Musa serpentina

Musa serpentina at a glance










Musa serpentina

Musa serpentina Swangpol & Somana is named after the sinuous shape of its rachis1 . Its Thai vernacular name, Kluai Nakkharat (???????????), means the serpent king banana, kluai being the Thai word for banana.

The species, described in 2011, was found in western Thailand, in an area where Musa acuminata and Musa laterita are also present. Because Musa serpentina possesses characters of both of these species, it has been suggested that it is a hybrid rather than a species2 .

Main morphological characteristics

The inflorescence is erect at emergence, but as the rachis lengthens it takes on the distinctive snake-like shape after which the species is named1 . The plant is between 2–4 m tall and the circumference of the pseudostem is 20–40 cm. The margins of the petiole canal are curved inward. The male bract is pink-purple to purple-brown on the outside, and red-purple with or without purple streaks in the inside. There are 4–7 hands per bunch and 8–18 fruits per hand, in two rows. The authors use the TS ratio (the vertical depth of the petiole canal divided by the vertical depth of petiole tissue beneath3 ) to distinguish Musa serpentina (TS ratio less than 1) from Musa laterita (TS ratio more than 1).

Distribution and habitat

The species was found in the western part of Thailand (Mae Hong Son, Mae Ramat, Sangkhla Buri) along the border with Myanmar.

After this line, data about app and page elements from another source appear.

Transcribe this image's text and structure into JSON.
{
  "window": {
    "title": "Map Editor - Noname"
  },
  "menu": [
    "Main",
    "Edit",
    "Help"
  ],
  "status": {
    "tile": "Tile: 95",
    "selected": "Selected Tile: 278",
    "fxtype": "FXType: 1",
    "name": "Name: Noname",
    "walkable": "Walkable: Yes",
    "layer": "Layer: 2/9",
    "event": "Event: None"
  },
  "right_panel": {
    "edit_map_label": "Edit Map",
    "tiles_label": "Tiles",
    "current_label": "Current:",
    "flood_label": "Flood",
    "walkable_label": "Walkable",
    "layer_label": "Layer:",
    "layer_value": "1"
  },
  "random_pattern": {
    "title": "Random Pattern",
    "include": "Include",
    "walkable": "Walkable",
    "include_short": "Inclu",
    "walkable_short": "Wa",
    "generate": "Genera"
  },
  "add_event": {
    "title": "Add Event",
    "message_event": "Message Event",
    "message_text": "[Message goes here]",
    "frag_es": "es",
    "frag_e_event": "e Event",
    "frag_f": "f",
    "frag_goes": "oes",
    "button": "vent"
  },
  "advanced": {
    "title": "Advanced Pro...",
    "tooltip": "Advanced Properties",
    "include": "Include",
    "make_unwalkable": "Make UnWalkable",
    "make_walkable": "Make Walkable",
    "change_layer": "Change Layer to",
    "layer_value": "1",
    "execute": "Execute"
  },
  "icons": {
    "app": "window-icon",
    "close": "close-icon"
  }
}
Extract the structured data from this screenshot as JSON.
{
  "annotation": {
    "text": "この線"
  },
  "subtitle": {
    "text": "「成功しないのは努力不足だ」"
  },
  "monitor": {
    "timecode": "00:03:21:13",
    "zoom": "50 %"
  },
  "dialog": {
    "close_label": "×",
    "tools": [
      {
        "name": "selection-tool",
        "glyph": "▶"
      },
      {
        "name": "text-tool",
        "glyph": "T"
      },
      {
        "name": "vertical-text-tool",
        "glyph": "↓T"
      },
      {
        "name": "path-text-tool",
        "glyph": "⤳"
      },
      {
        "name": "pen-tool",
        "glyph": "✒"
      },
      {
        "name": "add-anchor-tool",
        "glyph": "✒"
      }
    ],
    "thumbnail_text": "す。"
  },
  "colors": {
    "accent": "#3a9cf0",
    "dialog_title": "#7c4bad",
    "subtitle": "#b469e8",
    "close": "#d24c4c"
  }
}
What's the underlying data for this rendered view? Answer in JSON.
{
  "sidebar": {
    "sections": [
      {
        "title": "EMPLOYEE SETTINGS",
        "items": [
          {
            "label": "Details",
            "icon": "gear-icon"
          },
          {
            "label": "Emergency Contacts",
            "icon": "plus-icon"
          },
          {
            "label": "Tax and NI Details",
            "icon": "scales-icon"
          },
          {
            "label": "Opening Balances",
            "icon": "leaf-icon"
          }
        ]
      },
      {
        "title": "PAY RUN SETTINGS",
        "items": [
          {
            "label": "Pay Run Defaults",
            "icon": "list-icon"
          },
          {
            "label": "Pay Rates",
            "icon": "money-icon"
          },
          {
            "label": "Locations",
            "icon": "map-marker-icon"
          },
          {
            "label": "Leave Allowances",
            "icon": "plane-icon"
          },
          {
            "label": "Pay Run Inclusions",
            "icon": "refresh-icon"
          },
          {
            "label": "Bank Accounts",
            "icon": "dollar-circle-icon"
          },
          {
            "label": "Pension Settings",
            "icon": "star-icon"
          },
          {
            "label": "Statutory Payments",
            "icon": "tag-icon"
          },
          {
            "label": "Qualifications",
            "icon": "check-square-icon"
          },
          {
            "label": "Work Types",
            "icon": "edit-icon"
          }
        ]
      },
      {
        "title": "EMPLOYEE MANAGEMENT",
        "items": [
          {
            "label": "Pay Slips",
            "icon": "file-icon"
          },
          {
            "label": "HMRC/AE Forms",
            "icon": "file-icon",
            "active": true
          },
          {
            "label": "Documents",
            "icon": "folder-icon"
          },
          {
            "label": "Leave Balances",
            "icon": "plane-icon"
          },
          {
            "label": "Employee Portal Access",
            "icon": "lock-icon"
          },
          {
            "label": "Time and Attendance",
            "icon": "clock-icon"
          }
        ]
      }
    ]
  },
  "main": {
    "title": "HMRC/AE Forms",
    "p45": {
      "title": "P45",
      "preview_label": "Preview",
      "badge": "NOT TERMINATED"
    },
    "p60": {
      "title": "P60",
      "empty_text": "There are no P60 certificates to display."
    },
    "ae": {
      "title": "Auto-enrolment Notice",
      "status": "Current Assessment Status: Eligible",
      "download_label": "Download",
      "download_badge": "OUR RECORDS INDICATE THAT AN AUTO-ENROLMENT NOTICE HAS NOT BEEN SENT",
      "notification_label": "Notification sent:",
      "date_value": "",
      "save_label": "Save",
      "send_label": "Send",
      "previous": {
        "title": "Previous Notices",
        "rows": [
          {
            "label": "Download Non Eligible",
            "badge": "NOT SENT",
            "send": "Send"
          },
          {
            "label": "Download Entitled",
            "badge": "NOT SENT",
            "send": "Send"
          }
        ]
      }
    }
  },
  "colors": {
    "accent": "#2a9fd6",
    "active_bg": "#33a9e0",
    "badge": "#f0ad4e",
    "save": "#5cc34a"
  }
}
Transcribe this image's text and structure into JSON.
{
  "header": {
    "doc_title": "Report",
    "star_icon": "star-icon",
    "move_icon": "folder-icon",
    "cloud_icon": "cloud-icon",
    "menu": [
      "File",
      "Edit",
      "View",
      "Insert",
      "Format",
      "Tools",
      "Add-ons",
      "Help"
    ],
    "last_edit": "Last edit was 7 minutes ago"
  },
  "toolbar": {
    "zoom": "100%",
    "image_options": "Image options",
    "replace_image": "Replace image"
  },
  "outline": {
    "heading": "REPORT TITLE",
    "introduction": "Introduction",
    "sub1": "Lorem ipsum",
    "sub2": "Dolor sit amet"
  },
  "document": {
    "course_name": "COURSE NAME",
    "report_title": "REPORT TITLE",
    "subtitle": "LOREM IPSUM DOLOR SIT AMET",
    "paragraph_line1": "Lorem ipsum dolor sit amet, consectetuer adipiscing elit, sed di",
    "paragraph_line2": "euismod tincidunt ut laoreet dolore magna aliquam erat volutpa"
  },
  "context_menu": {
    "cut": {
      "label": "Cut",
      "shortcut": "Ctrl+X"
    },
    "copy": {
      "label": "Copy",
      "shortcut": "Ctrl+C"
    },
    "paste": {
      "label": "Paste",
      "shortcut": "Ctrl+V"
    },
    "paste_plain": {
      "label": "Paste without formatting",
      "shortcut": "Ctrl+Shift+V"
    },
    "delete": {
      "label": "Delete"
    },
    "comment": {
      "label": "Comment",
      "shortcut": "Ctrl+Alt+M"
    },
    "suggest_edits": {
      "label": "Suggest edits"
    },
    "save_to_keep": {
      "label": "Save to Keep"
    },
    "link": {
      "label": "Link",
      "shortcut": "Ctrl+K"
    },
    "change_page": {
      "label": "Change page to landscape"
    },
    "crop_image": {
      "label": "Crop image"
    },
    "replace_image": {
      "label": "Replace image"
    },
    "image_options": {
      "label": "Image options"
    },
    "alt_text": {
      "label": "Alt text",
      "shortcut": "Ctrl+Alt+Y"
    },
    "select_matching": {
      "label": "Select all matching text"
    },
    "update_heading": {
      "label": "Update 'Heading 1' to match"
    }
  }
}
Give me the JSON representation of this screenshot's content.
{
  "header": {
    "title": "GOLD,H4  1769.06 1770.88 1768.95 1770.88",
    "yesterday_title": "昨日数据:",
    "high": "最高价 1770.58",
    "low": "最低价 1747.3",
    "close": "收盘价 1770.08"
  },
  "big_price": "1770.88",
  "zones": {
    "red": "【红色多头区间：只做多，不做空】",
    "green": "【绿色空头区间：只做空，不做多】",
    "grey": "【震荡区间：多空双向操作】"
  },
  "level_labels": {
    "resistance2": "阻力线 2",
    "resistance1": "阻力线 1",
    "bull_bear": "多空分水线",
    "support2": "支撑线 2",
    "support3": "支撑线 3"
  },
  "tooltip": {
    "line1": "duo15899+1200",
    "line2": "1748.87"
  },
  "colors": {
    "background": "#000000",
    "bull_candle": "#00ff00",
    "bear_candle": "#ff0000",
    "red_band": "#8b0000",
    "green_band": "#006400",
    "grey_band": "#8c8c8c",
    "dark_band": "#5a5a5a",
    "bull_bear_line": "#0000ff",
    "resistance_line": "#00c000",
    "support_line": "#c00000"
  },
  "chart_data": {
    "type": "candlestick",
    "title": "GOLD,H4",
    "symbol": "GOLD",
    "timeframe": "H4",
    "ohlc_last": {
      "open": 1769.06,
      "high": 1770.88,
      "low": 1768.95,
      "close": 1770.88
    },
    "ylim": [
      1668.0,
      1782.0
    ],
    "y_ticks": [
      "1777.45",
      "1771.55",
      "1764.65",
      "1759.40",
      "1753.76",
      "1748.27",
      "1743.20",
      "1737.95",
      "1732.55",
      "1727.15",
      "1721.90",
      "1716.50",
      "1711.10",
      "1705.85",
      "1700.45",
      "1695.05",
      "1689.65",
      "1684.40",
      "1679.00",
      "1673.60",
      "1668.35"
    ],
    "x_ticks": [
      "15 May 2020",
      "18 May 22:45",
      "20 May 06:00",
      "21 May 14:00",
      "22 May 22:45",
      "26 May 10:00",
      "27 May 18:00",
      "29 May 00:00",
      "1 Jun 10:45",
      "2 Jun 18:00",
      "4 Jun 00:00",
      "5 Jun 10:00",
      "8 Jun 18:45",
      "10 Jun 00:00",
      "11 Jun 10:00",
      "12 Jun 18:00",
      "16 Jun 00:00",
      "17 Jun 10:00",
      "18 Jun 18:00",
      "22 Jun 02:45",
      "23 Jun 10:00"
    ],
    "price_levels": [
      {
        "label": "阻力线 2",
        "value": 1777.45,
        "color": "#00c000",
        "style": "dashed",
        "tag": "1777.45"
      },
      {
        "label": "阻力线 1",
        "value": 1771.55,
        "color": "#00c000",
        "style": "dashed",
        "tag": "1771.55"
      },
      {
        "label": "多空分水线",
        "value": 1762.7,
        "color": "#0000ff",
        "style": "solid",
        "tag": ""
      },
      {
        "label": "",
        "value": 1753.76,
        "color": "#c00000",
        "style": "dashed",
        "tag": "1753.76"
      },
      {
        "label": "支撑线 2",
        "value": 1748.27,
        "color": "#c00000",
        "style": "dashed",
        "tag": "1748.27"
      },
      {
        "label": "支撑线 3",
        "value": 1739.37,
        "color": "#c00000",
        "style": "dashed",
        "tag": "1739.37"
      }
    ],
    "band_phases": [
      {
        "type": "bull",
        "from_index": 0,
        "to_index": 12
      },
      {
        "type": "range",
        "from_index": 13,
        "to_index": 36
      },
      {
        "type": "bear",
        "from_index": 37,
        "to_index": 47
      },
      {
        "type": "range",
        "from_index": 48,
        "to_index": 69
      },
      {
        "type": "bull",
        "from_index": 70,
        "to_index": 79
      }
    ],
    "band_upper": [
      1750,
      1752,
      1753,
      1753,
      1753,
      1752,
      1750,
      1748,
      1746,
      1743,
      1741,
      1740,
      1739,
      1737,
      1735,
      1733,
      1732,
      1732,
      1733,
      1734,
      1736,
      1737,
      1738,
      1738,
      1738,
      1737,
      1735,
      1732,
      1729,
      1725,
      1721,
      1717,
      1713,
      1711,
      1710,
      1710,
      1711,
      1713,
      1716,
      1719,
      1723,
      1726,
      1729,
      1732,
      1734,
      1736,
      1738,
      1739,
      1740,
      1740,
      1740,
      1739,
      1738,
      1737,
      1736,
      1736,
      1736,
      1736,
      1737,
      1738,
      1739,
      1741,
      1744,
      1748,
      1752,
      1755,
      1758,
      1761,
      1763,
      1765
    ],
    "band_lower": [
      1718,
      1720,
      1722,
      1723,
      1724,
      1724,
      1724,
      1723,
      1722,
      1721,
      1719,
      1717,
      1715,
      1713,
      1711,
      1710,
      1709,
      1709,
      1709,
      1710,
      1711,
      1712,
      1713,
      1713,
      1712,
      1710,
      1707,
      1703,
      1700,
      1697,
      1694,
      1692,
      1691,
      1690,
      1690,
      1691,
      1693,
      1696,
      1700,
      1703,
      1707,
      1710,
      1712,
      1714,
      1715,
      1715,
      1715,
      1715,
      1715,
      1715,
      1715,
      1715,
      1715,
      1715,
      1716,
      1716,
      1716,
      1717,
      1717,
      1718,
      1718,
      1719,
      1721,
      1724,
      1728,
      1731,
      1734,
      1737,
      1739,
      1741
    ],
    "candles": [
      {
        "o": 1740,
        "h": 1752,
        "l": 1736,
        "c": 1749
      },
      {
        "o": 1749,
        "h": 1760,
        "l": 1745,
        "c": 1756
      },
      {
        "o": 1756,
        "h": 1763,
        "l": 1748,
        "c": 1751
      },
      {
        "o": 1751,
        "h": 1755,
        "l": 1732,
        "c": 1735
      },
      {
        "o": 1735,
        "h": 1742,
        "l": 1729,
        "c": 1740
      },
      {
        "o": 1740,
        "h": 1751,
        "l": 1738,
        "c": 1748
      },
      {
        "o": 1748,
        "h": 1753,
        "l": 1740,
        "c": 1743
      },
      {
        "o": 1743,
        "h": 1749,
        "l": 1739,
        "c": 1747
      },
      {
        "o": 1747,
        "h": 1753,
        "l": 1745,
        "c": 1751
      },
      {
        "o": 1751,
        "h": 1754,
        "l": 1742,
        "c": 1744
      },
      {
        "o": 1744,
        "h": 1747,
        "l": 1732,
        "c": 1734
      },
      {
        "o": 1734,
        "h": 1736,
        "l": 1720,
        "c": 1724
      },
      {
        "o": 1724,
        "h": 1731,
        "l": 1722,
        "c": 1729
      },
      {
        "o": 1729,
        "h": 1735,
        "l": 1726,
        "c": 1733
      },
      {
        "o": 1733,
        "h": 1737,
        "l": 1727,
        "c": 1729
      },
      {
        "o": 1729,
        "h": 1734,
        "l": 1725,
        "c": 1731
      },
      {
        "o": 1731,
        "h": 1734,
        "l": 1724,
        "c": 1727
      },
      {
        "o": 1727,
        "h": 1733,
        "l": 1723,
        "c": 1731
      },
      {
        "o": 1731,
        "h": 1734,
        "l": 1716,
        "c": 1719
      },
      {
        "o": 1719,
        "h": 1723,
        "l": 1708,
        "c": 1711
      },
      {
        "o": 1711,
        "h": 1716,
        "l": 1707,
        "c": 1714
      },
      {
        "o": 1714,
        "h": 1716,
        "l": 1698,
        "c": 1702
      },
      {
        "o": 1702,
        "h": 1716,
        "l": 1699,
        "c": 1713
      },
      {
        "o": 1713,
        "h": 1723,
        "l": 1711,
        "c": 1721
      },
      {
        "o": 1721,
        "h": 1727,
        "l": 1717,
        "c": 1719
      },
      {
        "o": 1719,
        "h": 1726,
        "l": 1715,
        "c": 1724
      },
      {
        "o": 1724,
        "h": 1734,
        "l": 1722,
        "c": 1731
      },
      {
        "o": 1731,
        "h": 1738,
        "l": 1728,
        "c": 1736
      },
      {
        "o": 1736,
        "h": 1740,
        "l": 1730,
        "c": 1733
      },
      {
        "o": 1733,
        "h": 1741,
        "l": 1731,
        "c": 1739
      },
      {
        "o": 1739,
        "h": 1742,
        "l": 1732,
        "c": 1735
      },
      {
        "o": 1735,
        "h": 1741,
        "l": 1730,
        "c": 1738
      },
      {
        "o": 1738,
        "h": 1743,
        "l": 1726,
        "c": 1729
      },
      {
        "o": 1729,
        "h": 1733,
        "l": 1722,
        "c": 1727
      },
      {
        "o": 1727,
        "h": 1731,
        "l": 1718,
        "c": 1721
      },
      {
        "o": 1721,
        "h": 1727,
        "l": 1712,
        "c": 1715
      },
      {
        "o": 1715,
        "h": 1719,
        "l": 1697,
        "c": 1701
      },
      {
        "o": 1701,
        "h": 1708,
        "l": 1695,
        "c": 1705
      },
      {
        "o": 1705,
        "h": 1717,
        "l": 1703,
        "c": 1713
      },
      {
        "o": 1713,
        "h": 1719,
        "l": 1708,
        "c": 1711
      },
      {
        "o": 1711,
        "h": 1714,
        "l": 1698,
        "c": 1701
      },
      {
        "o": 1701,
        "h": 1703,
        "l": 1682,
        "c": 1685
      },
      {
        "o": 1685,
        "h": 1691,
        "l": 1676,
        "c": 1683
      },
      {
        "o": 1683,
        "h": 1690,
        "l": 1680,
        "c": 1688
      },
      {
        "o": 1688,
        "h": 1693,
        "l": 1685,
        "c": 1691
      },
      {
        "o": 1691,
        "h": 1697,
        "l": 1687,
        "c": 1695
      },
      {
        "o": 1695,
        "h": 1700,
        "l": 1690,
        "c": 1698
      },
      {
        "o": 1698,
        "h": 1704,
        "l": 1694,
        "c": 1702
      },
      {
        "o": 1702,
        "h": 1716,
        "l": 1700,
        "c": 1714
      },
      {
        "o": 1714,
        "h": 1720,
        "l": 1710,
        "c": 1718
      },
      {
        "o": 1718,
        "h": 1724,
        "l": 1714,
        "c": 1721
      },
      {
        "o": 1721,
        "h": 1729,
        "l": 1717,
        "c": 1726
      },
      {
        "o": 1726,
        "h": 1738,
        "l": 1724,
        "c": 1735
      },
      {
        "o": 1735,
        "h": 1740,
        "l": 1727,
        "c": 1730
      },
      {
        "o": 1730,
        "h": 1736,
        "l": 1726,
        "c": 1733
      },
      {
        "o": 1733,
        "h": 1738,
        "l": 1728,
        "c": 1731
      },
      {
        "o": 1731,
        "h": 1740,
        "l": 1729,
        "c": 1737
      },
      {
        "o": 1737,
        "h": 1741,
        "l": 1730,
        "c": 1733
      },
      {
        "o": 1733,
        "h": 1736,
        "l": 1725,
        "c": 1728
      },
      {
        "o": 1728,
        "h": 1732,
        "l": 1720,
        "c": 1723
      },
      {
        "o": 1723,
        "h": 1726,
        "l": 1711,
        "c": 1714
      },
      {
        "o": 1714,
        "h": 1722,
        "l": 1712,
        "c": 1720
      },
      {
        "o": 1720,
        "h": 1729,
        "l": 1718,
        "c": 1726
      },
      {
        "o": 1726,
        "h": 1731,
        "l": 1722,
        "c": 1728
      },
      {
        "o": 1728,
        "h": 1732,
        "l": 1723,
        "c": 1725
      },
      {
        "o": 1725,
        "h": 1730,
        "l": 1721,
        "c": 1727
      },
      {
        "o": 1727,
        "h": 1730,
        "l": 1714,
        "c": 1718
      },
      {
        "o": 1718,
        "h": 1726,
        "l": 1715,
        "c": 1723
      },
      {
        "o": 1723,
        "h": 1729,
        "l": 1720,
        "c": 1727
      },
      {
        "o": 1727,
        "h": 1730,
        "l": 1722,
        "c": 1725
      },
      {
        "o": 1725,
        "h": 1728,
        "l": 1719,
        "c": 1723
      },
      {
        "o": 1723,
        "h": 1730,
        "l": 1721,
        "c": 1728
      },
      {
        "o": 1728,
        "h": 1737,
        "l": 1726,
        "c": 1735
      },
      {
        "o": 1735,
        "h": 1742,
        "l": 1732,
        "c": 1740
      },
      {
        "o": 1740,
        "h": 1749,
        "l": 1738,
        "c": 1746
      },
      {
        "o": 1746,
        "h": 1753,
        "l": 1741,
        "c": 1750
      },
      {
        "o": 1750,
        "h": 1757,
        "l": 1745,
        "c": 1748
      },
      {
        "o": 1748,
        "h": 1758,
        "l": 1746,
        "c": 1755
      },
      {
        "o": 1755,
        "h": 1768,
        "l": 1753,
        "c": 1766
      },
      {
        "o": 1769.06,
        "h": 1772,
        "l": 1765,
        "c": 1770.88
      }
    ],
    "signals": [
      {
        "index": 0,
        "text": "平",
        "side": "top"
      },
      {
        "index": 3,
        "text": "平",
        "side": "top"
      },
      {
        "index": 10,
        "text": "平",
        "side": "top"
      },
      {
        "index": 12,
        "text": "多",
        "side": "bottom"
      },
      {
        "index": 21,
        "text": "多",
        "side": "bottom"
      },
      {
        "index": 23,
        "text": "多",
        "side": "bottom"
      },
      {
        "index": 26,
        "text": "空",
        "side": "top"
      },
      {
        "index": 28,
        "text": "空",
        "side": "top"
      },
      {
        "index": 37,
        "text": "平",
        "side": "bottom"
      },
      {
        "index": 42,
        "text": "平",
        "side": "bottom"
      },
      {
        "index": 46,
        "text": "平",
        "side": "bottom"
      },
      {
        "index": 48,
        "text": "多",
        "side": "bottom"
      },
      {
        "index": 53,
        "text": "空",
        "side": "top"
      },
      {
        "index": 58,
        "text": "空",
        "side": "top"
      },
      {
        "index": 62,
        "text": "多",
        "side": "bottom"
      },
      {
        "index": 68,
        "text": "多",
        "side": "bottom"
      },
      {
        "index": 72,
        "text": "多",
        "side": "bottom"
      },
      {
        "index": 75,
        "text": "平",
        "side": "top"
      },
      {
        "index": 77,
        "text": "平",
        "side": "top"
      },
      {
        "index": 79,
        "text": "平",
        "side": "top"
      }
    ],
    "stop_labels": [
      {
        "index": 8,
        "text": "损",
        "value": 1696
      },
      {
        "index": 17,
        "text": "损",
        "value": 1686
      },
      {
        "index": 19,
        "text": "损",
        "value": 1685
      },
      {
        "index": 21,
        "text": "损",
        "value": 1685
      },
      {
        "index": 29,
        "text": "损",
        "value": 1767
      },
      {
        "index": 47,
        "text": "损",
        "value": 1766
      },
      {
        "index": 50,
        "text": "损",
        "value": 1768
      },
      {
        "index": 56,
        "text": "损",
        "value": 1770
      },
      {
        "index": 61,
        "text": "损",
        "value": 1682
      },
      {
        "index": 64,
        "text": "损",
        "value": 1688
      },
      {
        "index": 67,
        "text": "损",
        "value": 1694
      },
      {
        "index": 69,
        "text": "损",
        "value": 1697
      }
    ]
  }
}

It has been observed in open mixed deciduous forest along stream banks and roadsides, and at altitudes varying between 240 and 570 m.


1 Swangpol, S. and Somana, J. 2011. Musa serpentina (Musaceae): a new banana species from western border of Thailand. Thai Forest Bulletin 39:31-36.
2 Musa serpentina, a new banana species? on the ProMusa discussion forum
3 Argent, G.C.G. 1976. The wild bananas of Papua New Guinea. Notes from the Royal Botanic Garden 35(1):77-114.

See also on this website

Discussion on whether Musa serpentina is a species or a hybrid on the ProMusa discussion forum
Musapedia pages on wild banana species